it pisses me off though that at a lot of gigs I've been to of late a lot of people having paid for their ticket fuck off to the downstairs bar and don't return- I suppose they consider they're supporting the scene by buying a ticket- but that just sucks to me

I don't know, at Ladyfest in Brighton a few years back Tobi from the Bangs complained that British audiences are too reserved, she wondered if it was to do with us taking live music for granted, y'know that you didn't have to go nuts at this gig because they'll be another one tomorrow, conserve your energies- that rather than being part of a life-affirming event (if you're lucky) it was one more thing to tick off on your cultural calender (I'm sort of paraphrasing but that's definitely what she was getting at)

I dug it at Indietracks when Liz made everybody come closer to the stage in that big locomotive barn during the School's set, because before that the crowd seemed so polite/hungover and while the School were playing their exquisite POP! the crowd was just stood there passively spectating until she took charge

what am I rabbiting on about? I have no idea

PARTICIPATION!

more passion, less fashion

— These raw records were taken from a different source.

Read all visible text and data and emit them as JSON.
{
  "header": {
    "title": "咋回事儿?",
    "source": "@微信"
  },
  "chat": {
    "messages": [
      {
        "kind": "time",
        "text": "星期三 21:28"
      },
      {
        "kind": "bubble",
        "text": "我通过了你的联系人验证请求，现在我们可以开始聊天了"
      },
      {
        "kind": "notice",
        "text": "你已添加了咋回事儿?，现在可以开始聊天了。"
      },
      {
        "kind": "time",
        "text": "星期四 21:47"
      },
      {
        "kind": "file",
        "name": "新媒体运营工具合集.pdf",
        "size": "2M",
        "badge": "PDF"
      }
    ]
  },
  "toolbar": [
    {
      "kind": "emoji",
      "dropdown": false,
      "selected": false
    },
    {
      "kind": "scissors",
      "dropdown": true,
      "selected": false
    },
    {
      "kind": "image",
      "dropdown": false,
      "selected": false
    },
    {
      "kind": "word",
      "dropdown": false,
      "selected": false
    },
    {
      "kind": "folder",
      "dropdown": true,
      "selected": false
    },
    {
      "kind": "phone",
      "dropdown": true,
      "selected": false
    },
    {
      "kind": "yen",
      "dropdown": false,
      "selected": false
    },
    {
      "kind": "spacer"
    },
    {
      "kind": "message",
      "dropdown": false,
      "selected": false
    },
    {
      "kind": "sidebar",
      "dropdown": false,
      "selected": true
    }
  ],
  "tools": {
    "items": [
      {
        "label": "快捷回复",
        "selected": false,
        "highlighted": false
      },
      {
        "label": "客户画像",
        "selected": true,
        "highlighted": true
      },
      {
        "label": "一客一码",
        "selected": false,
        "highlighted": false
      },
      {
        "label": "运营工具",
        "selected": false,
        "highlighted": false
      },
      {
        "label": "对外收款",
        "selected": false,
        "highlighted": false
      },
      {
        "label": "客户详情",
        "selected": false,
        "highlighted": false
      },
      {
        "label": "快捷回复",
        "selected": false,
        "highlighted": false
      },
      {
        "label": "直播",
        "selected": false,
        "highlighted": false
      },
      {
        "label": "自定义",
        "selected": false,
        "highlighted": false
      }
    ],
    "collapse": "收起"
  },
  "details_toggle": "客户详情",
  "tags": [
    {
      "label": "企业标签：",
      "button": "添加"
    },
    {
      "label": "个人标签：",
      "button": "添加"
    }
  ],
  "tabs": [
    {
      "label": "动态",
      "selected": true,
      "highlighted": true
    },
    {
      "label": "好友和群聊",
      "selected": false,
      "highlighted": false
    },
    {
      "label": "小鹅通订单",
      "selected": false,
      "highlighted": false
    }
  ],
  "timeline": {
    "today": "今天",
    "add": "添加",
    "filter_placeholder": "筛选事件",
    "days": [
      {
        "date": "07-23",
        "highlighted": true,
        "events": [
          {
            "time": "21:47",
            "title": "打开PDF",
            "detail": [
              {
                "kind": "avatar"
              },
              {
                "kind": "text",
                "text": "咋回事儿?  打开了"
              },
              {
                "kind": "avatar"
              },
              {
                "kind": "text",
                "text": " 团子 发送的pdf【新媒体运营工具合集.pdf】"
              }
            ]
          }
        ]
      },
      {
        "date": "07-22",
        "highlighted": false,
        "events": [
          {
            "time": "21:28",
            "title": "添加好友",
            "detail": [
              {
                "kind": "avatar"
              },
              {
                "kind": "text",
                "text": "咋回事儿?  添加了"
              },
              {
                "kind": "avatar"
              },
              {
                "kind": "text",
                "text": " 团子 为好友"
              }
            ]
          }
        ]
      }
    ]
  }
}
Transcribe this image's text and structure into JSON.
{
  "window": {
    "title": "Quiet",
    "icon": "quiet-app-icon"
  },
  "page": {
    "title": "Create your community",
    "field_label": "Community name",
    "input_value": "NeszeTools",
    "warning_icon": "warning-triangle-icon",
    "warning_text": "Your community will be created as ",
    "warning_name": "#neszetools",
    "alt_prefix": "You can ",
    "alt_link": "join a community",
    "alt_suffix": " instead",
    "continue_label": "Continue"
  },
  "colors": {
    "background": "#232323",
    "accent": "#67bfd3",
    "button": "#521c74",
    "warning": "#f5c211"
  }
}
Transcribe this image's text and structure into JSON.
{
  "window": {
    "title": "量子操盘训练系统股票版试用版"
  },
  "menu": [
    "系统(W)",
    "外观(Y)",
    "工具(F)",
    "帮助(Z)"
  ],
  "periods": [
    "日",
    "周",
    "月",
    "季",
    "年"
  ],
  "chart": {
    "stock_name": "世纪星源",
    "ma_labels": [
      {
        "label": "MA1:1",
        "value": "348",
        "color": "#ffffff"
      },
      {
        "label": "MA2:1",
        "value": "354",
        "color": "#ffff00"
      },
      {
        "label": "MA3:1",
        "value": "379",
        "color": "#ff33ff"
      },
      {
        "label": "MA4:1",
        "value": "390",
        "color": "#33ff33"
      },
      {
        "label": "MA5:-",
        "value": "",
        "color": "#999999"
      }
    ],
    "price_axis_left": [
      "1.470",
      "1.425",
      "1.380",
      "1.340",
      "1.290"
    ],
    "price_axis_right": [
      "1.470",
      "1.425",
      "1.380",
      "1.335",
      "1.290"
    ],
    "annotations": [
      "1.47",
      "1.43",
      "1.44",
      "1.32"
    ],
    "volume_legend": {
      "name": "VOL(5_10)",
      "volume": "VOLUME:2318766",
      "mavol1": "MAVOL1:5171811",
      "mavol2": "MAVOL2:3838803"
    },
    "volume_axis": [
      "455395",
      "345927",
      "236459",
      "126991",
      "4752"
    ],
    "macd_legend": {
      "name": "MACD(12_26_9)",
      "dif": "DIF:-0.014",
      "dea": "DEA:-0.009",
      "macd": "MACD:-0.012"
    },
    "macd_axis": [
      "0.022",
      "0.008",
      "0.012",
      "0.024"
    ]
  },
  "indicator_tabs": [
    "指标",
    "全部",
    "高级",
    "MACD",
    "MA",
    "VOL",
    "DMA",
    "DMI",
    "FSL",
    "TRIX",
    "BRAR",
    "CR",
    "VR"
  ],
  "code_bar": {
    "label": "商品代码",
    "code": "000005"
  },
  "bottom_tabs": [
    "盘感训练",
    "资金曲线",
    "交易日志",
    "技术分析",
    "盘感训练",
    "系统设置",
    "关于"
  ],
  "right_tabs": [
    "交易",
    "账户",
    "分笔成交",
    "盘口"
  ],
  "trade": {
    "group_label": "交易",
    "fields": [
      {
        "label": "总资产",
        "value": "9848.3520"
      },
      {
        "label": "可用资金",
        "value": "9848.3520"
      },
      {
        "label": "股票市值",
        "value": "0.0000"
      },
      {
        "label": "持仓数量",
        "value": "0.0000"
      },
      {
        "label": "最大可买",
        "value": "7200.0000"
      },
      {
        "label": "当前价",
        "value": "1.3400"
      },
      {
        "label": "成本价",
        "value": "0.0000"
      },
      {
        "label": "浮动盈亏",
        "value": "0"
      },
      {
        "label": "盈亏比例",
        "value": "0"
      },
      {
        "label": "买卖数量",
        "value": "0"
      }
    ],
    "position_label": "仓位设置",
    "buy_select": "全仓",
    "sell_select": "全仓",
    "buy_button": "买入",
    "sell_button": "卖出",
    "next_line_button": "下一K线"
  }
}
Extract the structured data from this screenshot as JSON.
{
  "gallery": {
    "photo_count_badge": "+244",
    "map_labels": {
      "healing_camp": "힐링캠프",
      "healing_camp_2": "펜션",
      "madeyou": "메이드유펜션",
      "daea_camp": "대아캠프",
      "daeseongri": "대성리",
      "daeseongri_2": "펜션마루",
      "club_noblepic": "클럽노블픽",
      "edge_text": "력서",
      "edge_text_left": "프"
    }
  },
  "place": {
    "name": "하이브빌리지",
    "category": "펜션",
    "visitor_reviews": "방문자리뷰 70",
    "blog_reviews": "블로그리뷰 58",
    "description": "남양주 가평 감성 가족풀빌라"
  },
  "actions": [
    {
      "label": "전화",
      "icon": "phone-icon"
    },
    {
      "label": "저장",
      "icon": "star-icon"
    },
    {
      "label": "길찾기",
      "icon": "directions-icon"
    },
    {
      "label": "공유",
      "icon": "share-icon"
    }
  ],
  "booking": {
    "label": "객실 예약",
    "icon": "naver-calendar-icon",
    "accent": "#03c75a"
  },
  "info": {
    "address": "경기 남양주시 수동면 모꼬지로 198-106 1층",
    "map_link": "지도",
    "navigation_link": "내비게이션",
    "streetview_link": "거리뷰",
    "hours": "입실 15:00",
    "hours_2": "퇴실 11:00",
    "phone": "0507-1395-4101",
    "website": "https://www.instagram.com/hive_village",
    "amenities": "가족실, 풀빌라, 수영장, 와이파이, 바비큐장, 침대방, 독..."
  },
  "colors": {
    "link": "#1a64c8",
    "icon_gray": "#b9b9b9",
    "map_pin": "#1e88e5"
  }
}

the bands have it in spades (the passion- and the fashion!), perhaps the audiences need to wake up and realise they're part of the performance too and participate more

have I gone batshit mental or am I making some sembelance of sense?

Posted: Sat Oct 06, 2007 22:16
by Trev
andygrunt wrote: have I gone batshit mental or am I making some sembelance of sense?
Makes sense to me. But you could still be batshit mental.

Posted: Sat Oct 06, 2007 22:53
by cath
whininggirl wrote:I don't really have anything interesting to say, only that I happen to believe The Field Mice's "Emma's House" is simply perfect.
That is a particularly cute comment, given that t'Mice themselves thought it was far from perfect as Robert 'Bobby' Wratten was full of cold when recording that, and felt his vocals were somewhat nasal. Imperfection is sometimes what makes a classic tune perfect. And it must be classic, given that Aberdeen were moved to make a spiffingly masterful cover of it :D

Me, Sarah Records - finally growing out of that phase. Having been a sixth-former when it were at its prime. Happy daze, all gone now. Wo.

Posted: Sun Oct 07, 2007 00:08
by Jangloid Mark
cath wrote:Aberdeen were moved to make a spiffingly masterful cover of it :D
WOW!!!! I didn't know about that!!! What is it on, Cath?

Posted: Sun Oct 07, 2007 00:09
by Jangloid Mark
humblebee wrote:I feel a bit bad now for derailing Mark's thread. Come back Mark!
Hehe...no worries....:)

Posted: Sun Oct 07, 2007 13:47
by cath
Jangly Mark wrote:
cath wrote:Aberdeen were moved to make a spiffingly masterful cover of it :D
WOW!!!! I didn't know about that!!! What is it on, Cath?
The Boy Has Gone Away EP: http://www.juno.co.uk/products/239689-01.htm

Incidentally, Aberdeen features Beth Arzy (who doesn't sing on Emma's House), who is also in Trembling Blue Stars with Mr Yoda Wratten :wink: